### [Required work]
Check every line below for the word "title" and give only the number of lines where it appears.

### [Material supplied]
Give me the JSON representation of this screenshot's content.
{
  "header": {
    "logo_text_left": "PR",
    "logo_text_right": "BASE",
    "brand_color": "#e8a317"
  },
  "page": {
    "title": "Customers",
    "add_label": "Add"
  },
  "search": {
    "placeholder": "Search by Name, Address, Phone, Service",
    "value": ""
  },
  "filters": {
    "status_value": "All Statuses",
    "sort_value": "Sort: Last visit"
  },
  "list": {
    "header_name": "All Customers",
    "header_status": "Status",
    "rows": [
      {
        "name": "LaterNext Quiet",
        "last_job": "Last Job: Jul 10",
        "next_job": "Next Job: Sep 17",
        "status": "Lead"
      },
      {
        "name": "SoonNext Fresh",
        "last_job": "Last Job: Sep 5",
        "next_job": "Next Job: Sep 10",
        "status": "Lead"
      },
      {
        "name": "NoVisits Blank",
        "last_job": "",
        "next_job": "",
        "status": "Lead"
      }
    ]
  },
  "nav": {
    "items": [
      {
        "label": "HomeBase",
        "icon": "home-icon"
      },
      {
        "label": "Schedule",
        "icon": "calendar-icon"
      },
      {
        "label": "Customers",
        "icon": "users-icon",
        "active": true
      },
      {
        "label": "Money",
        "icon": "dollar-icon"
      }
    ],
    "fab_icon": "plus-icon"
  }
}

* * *

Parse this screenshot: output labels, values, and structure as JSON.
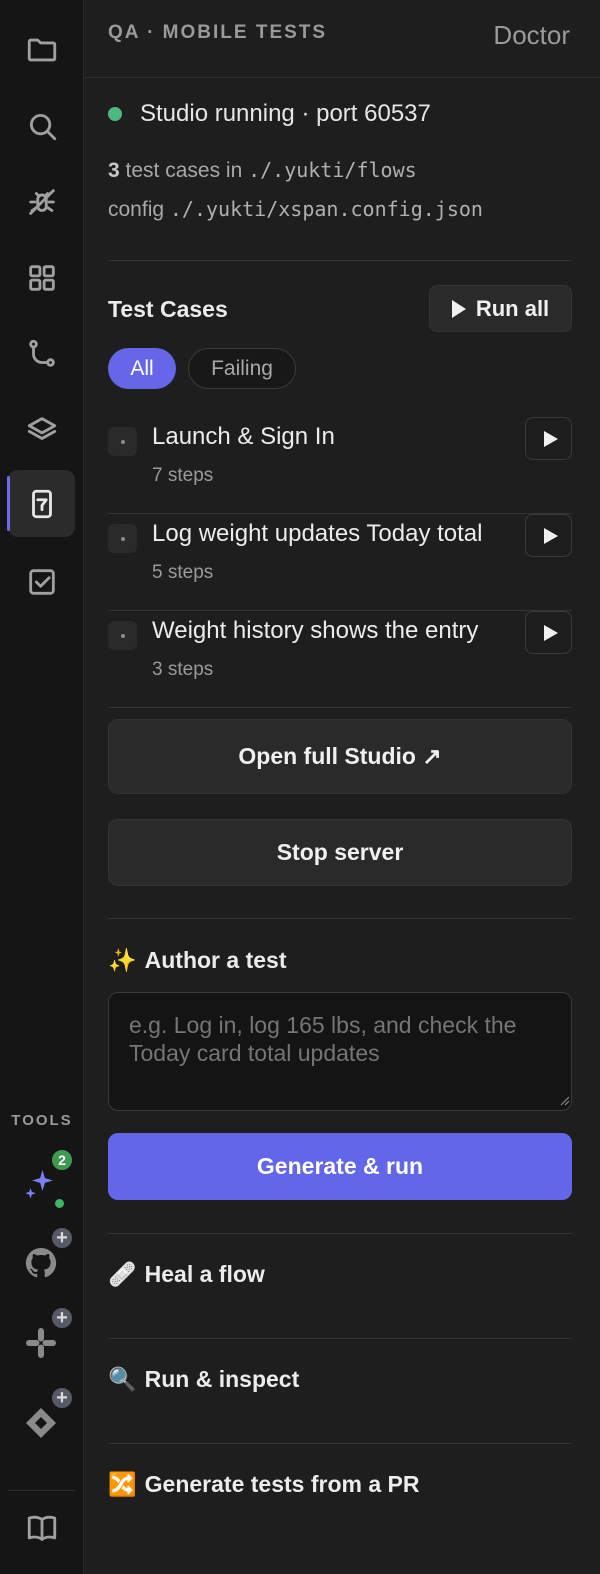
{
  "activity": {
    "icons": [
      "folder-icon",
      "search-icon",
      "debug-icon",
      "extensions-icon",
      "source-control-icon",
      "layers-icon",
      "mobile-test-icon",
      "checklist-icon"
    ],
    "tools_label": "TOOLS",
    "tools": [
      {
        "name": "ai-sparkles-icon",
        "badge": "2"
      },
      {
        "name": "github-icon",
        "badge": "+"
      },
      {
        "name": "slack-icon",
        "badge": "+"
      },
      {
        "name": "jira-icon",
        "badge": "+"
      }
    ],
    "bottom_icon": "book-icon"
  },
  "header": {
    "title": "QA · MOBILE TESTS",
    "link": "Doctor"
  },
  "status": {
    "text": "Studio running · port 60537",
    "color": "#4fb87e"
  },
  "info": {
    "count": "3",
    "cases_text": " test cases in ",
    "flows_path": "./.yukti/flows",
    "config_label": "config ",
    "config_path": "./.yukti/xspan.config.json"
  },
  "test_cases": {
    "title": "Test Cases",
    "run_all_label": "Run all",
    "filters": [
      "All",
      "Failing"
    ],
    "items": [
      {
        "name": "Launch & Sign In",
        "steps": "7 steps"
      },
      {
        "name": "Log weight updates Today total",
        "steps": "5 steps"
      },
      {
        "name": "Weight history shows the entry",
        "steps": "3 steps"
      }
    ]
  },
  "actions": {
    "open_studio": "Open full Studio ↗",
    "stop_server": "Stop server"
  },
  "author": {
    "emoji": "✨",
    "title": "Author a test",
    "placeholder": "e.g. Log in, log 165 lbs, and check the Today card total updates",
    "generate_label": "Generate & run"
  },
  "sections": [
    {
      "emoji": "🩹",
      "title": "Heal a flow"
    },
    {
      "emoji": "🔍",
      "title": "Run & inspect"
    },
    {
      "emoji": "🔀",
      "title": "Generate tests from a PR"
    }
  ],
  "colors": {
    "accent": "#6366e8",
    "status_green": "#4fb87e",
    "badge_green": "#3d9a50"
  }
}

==

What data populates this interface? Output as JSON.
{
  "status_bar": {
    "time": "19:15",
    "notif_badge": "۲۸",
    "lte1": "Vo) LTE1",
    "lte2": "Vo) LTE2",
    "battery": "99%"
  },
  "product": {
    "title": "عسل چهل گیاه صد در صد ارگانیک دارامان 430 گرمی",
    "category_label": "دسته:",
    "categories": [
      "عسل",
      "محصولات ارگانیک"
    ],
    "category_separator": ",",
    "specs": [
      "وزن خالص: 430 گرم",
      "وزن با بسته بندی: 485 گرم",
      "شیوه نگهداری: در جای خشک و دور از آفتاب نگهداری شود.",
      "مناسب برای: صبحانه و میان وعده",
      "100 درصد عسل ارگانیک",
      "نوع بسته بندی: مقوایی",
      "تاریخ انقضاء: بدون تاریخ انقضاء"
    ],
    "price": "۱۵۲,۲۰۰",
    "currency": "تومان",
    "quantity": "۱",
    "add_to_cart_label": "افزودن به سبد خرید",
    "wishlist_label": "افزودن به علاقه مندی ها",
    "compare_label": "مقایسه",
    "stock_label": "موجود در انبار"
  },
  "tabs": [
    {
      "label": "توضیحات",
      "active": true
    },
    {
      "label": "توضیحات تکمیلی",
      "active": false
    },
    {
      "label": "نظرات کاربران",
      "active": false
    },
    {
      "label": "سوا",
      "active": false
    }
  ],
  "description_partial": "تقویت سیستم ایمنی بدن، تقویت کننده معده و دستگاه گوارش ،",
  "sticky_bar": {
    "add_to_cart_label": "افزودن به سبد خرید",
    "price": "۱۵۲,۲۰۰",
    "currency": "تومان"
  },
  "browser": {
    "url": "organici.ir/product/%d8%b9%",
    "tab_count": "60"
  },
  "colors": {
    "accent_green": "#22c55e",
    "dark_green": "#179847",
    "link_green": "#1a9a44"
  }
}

### [Solution for this exercise]
8